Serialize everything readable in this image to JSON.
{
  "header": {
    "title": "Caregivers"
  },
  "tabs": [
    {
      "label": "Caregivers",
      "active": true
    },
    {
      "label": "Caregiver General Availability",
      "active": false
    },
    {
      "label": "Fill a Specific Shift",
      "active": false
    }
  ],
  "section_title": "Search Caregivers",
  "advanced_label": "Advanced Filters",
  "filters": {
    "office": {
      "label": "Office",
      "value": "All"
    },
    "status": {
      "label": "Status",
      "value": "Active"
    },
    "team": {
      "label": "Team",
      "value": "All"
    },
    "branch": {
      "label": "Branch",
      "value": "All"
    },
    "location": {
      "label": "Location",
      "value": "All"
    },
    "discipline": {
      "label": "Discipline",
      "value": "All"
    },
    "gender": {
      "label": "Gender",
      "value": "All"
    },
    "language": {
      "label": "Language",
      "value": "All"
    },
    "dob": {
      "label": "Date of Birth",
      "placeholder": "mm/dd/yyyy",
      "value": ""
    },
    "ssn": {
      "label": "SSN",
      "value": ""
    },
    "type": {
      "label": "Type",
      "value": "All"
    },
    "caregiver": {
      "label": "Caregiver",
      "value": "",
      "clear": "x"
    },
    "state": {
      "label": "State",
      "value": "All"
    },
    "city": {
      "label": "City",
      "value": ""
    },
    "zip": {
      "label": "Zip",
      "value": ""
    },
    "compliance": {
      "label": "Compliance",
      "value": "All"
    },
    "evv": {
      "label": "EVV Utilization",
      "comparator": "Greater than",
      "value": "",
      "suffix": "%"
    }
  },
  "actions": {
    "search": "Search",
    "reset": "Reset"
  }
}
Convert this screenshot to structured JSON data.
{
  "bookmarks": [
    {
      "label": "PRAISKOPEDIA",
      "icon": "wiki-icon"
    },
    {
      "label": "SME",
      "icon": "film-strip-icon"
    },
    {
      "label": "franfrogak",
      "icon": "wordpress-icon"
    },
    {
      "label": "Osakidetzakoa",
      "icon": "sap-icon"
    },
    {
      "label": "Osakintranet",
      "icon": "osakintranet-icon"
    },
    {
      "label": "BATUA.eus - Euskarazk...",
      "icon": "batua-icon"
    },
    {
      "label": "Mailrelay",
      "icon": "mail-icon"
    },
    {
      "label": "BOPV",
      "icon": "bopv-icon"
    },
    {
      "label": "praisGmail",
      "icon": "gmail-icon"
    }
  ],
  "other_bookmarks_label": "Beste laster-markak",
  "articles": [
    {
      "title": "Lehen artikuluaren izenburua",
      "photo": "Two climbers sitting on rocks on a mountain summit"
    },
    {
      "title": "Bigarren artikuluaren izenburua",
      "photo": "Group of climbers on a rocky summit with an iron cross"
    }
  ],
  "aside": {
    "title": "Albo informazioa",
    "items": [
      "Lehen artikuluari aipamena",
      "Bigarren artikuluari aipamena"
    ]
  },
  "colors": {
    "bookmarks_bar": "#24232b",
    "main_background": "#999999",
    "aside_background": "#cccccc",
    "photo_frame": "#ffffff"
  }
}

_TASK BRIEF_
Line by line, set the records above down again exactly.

_EXERCISE RESPONSE_
Serialize everything readable in this image to JSON.
{
  "header": {
    "title": "Caregivers"
  },
  "tabs": [
    {
      "label": "Caregivers",
      "active": true
    },
    {
      "label": "Caregiver General Availability",
      "active": false
    },
    {
      "label": "Fill a Specific Shift",
      "active": false
    }
  ],
  "section_title": "Search Caregivers",
  "advanced_label": "Advanced Filters",
  "filters": {
    "office": {
      "label": "Office",
      "value": "All"
    },
    "status": {
      "label": "Status",
      "value": "Active"
    },
    "team": {
      "label": "Team",
      "value": "All"
    },
    "branch": {
      "label": "Branch",
      "value": "All"
    },
    "location": {
      "label": "Location",
      "value": "All"
    },
    "discipline": {
      "label": "Discipline",
      "value": "All"
    },
    "gender": {
      "label": "Gender",
      "value": "All"
    },
    "language": {
      "label": "Language",
      "value": "All"
    },
    "dob": {
      "label": "Date of Birth",
      "placeholder": "mm/dd/yyyy",
      "value": ""
    },
    "ssn": {
      "label": "SSN",
      "value": ""
    },
    "type": {
      "label": "Type",
      "value": "All"
    },
    "caregiver": {
      "label": "Caregiver",
      "value": "",
      "clear": "x"
    },
    "state": {
      "label": "State",
      "value": "All"
    },
    "city": {
      "label": "City",
      "value": ""
    },
    "zip": {
      "label": "Zip",
      "value": ""
    },
    "compliance": {
      "label": "Compliance",
      "value": "All"
    },
    "evv": {
      "label": "EVV Utilization",
      "comparator": "Greater than",
      "value": "",
      "suffix": "%"
    }
  },
  "actions": {
    "search": "Search",
    "reset": "Reset"
  }
}
Convert this screenshot to structured JSON data.
{
  "bookmarks": [
    {
      "label": "PRAISKOPEDIA",
      "icon": "wiki-icon"
    },
    {
      "label": "SME",
      "icon": "film-strip-icon"
    },
    {
      "label": "franfrogak",
      "icon": "wordpress-icon"
    },
    {
      "label": "Osakidetzakoa",
      "icon": "sap-icon"
    },
    {
      "label": "Osakintranet",
      "icon": "osakintranet-icon"
    },
    {
      "label": "BATUA.eus - Euskarazk...",
      "icon": "batua-icon"
    },
    {
      "label": "Mailrelay",
      "icon": "mail-icon"
    },
    {
      "label": "BOPV",
      "icon": "bopv-icon"
    },
    {
      "label": "praisGmail",
      "icon": "gmail-icon"
    }
  ],
  "other_bookmarks_label": "Beste laster-markak",
  "articles": [
    {
      "title": "Lehen artikuluaren izenburua",
      "photo": "Two climbers sitting on rocks on a mountain summit"
    },
    {
      "title": "Bigarren artikuluaren izenburua",
      "photo": "Group of climbers on a rocky summit with an iron cross"
    }
  ],
  "aside": {
    "title": "Albo informazioa",
    "items": [
      "Lehen artikuluari aipamena",
      "Bigarren artikuluari aipamena"
    ]
  },
  "colors": {
    "bookmarks_bar": "#24232b",
    "main_background": "#999999",
    "aside_background": "#cccccc",
    "photo_frame": "#ffffff"
  }
}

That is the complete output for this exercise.